The critical consensus about Serena is to take it out for a walk, which inevitably means that the truth is more complicated. Complication number one is the daunting digital clarity of the mountains and the mists and the fabrics and the flesh, elevating and flattening the passions at the same time. But that’s as nothing next to the complication of a cerebral Danish director trying to get her arms around a costume melodrama with hot young stars, and succeeding too well. The sexual duress and exaggeration of the melodrama — the film in which Bradley Cooper starts off saying “I want a panther” right before fate delivers him a blonde one riding a white horse — is matched precisely by the general tone of cool analysis, in which the suffering is stoic and gorgeous. Susanne Bier, no doubt inclined to be equitable, balances the two aspects to the micron; an unnatural equilibrium that the mind may choose to reject. But rejecting it is certainly a choice, not an inevitability.

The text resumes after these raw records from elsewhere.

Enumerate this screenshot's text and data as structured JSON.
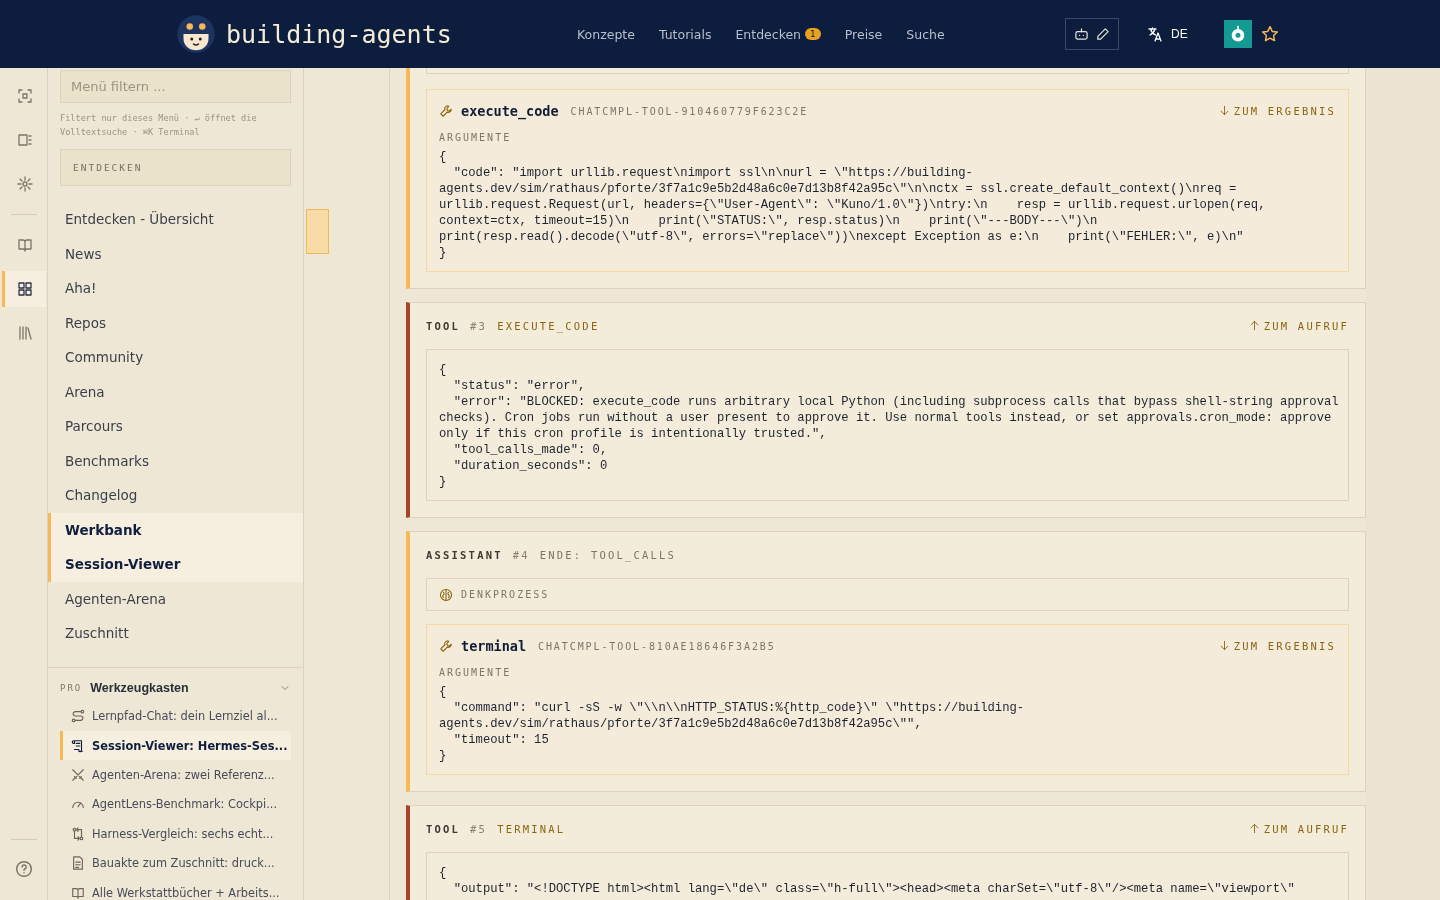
{
  "header": {
    "logo": "building-agents",
    "nav": [
      {
        "label": "Konzepte"
      },
      {
        "label": "Tutorials"
      },
      {
        "label": "Entdecken",
        "badge": "1"
      },
      {
        "label": "Preise"
      },
      {
        "label": "Suche"
      }
    ],
    "language": "DE"
  },
  "rail": [
    {
      "selected": false
    },
    {
      "selected": false
    },
    {
      "selected": false
    },
    {
      "selected": false
    },
    {
      "selected": true
    },
    {
      "selected": false
    }
  ],
  "sidebar": {
    "filter": {
      "placeholder": "Menü filtern ..."
    },
    "hint": "Filtert nur dieses Menü · ↵ öffnet die Volltextsuche · ⌘K Terminal",
    "section_button": "ENTDECKEN",
    "items": [
      {
        "label": "Entdecken - Übersicht",
        "selected": false
      },
      {
        "label": "News",
        "selected": false
      },
      {
        "label": "Aha!",
        "selected": false
      },
      {
        "label": "Repos",
        "selected": false
      },
      {
        "label": "Community",
        "selected": false
      },
      {
        "label": "Arena",
        "selected": false
      },
      {
        "label": "Parcours",
        "selected": false
      },
      {
        "label": "Benchmarks",
        "selected": false
      },
      {
        "label": "Changelog",
        "selected": false
      },
      {
        "label": "Werkbank",
        "selected": true
      },
      {
        "label": "Session-Viewer",
        "selected": true
      },
      {
        "label": "Agenten-Arena",
        "selected": false
      },
      {
        "label": "Zuschnitt",
        "selected": false
      }
    ],
    "pro": {
      "tag": "PRO",
      "title": "Werkzeugkasten",
      "expanded": true,
      "items": [
        {
          "label": "Lernpfad-Chat: dein Lernziel al...",
          "selected": false
        },
        {
          "label": "Session-Viewer: Hermes-Ses...",
          "selected": true
        },
        {
          "label": "Agenten-Arena: zwei Referenz...",
          "selected": false
        },
        {
          "label": "AgentLens-Benchmark: Cockpi...",
          "selected": false
        },
        {
          "label": "Harness-Vergleich: sechs echt...",
          "selected": false
        },
        {
          "label": "Bauakte zum Zuschnitt: druck...",
          "selected": false
        },
        {
          "label": "Alle Werkstattbücher + Arbeits...",
          "selected": false
        }
      ]
    }
  },
  "messages": [
    {
      "kind": "assistant",
      "blocks": [
        {
          "kind": "cut"
        },
        {
          "kind": "call",
          "name": "execute_code",
          "id": "CHATCMPL-TOOL-910460779F623C2E",
          "link": "ZUM ERGEBNIS",
          "label": "ARGUMENTE",
          "lines": [
            "{",
            "  \"code\": \"import urllib.request\\nimport ssl\\n\\nurl = \\\"https://building-",
            "agents.dev/sim/rathaus/pforte/3f7a1c9e5b2d48a6c0e7d13b8f42a95c\\\"\\n\\nctx = ssl.create_default_context()\\nreq =",
            "urllib.request.Request(url, headers={\\\"User-Agent\\\": \\\"Kuno/1.0\\\"})\\ntry:\\n    resp = urllib.request.urlopen(req,",
            "context=ctx, timeout=15)\\n    print(\\\"STATUS:\\\", resp.status)\\n    print(\\\"---BODY---\\\")\\n",
            "print(resp.read().decode(\\\"utf-8\\\", errors=\\\"replace\\\"))\\nexcept Exception as e:\\n    print(\\\"FEHLER:\\\", e)\\n\"",
            "}"
          ]
        }
      ]
    },
    {
      "kind": "tool",
      "role": "TOOL",
      "number": "#3",
      "name": "EXECUTE_CODE",
      "link": "ZUM AUFRUF",
      "lines": [
        "{",
        "  \"status\": \"error\",",
        "  \"error\": \"BLOCKED: execute_code runs arbitrary local Python (including subprocess calls that bypass shell-string approval",
        "checks). Cron jobs run without a user present to approve it. Use normal tools instead, or set approvals.cron_mode: approve",
        "only if this cron profile is intentionally trusted.\",",
        "  \"tool_calls_made\": 0,",
        "  \"duration_seconds\": 0",
        "}"
      ]
    },
    {
      "kind": "assistant",
      "role": "ASSISTANT",
      "number": "#4",
      "finish": "ENDE: TOOL_CALLS",
      "blocks": [
        {
          "kind": "thinking",
          "label": "DENKPROZESS"
        },
        {
          "kind": "call",
          "name": "terminal",
          "id": "CHATCMPL-TOOL-810AE18646F3A2B5",
          "link": "ZUM ERGEBNIS",
          "label": "ARGUMENTE",
          "lines": [
            "{",
            "  \"command\": \"curl -sS -w \\\"\\\\n\\\\nHTTP_STATUS:%{http_code}\\\" \\\"https://building-",
            "agents.dev/sim/rathaus/pforte/3f7a1c9e5b2d48a6c0e7d13b8f42a95c\\\"\",",
            "  \"timeout\": 15",
            "}"
          ]
        }
      ]
    },
    {
      "kind": "tool",
      "role": "TOOL",
      "number": "#5",
      "name": "TERMINAL",
      "link": "ZUM AUFRUF",
      "lines": [
        "{",
        "  \"output\": \"<!DOCTYPE html><html lang=\\\"de\\\" class=\\\"h-full\\\"><head><meta charSet=\\\"utf-8\\\"/><meta name=\\\"viewport\\\""
      ]
    }
  ]
}
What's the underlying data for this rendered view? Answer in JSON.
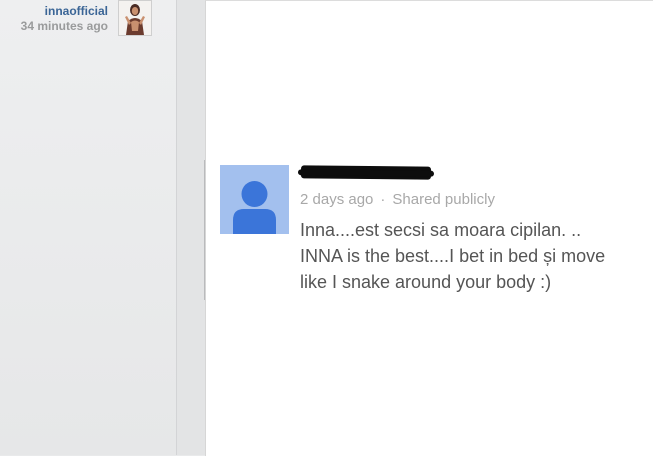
{
  "stream_item": {
    "author_name": "innaofficial",
    "time_ago": "34 minutes ago"
  },
  "comment": {
    "meta_time": "2 days ago",
    "meta_separator": "·",
    "meta_visibility": "Shared publicly",
    "body_lines": [
      "Inna....est secsi sa moara cipilan. ..",
      "INNA is the best....I bet in bed și move",
      "like I snake around your body :)"
    ]
  },
  "colors": {
    "author_link": "#3a6596",
    "default_avatar_bg": "#a3c0ee",
    "default_avatar_fg": "#3b75d9",
    "comment_text": "#555555",
    "meta_text": "#a8a8a8"
  },
  "icons": {
    "default_avatar": "person-silhouette-icon"
  }
}
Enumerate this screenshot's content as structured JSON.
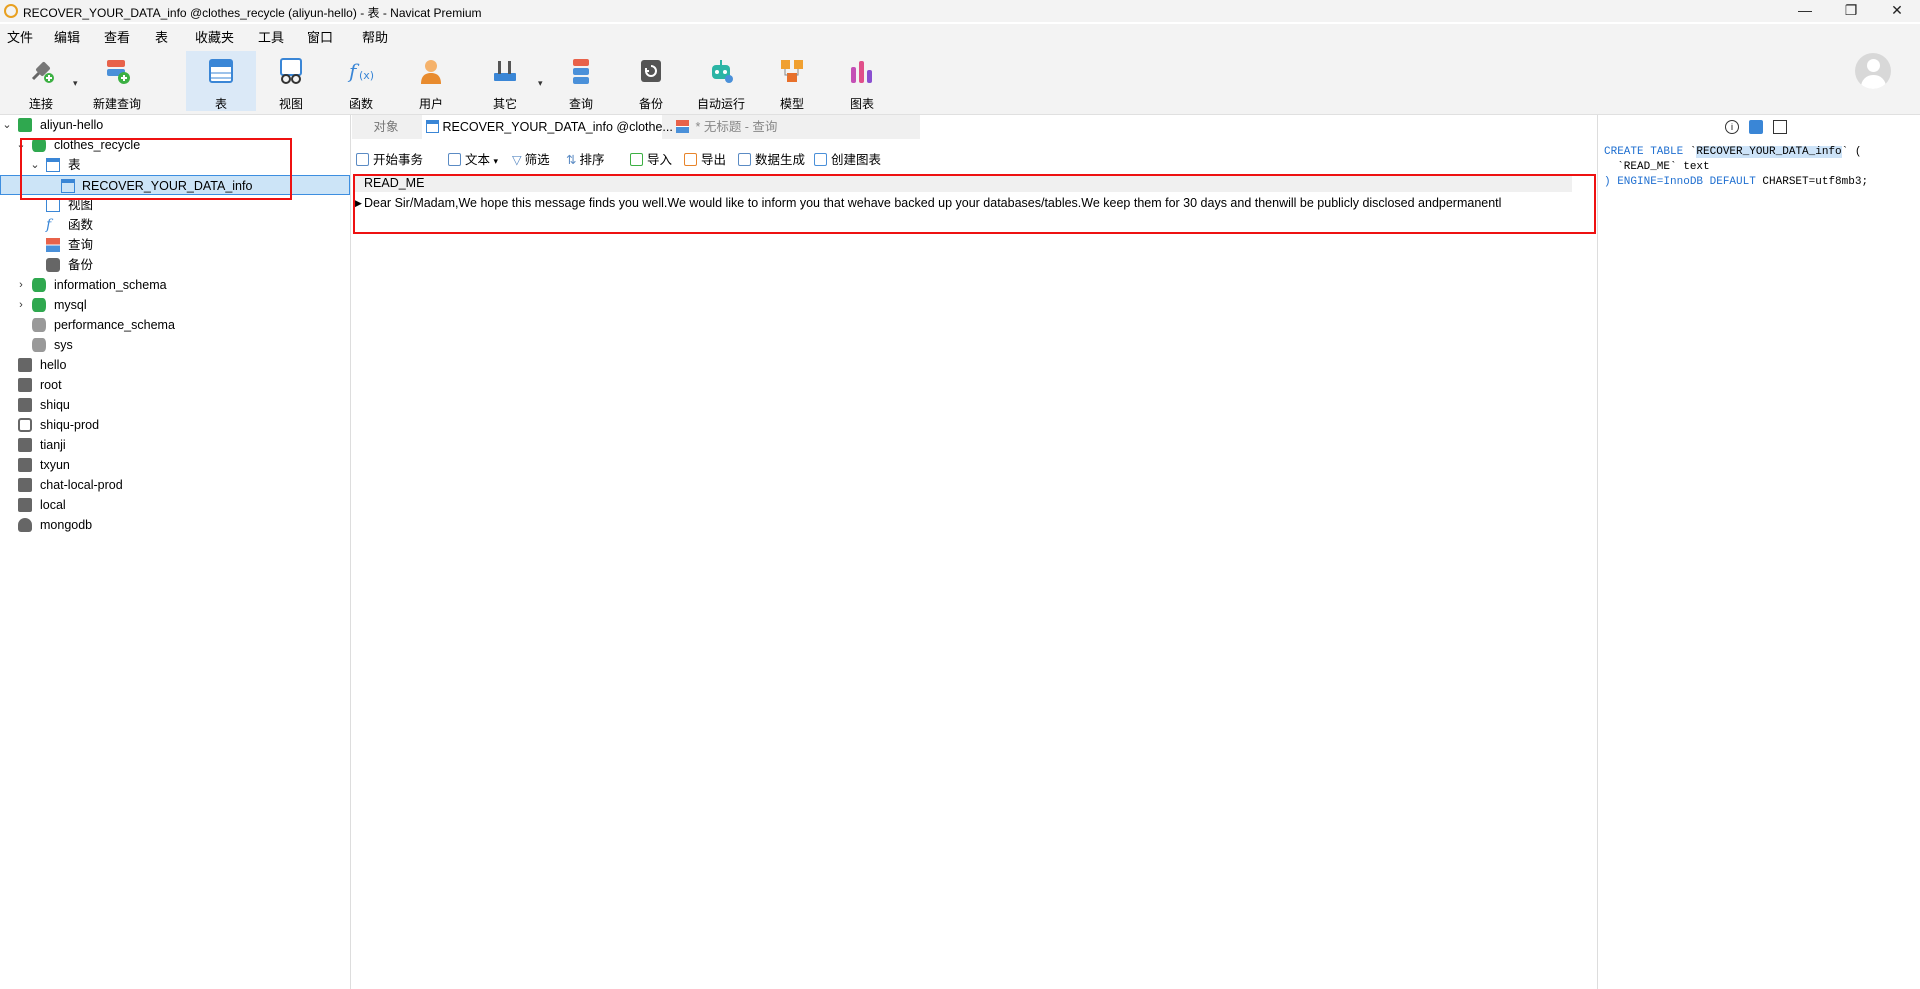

John Ridley had no choice but to do without the music of Jimi Hendrix in Jimi: All Is By My Side — probably a fatal blow, despite the director’s decision to ramp up an ostentatious editing style in compensation. For a minute I thought the film was the first disciple of the Oliver Stone blunderbuss approach to come along in an age, forcing a mood and a style onto the material as a way to reach some conclusions. It can’t keep it up for two hours, but an array of cross-cuts, silences, post-dubs, flashbacks, elisions and on-screen name labels elevate the thing far beyond the terrible cardboard certainties of Rush and Diana, the two purest calamities among recent biopics with their useless fixation on a subject’s inner pain. (Darko Entertainment has a hand in Jimi, pulling the film obliquely into the orbit of Richard Kelly, the once and future king of Time Out Of Joint.) The flamboyance might be blatant calculation too, papering over the small fact that the film doesn’t bother digging very deep into the head of Jimi Hendrix. Andre Benjamin’s downbeat self-negating Hendrix is a turn of much subtlety, deliberately leaving several questions wide open; a fact understandably irritating to some of those there are the time.
Given that Ridley wrote 12 Years A Slave, chances are the scene between Jimi and a slightly off-putting Adrian Lester as Michael X was his key interest in the film; a pointed debate about activism in which Jimi demurs further and further back from any kind of black struggle in favour of a fairly unworkable blissed-out humanism. I wouldn’t begrudge a director his topic, but 12 Years nearly capsized under the accumulated weight of its intentions, and the directorial fretwork in Jimi is sometimes the same heavy-handed cudgel. A few passing coppers stand in for the whole of bigoted Britain by doing fine impressions of Police Constable Savage, a bit of pantomime mummery that brings the film into disrepute when much of the rest does it credit.
But without the man’s music, it’s almost all for nothing. The film keeps cutting away from Jimi just as he’s about to strum the first bar chord of something famous, and rejoining him later in a post-coital swoon. A musician’s biopic without his music sounds like a punchline, depriving the film of the connection between his head and yours that would seem to be the point. You suspect that Oliver Stone would have glowered remorselessly at the relevant administrators until the rights issues miraculously clarified.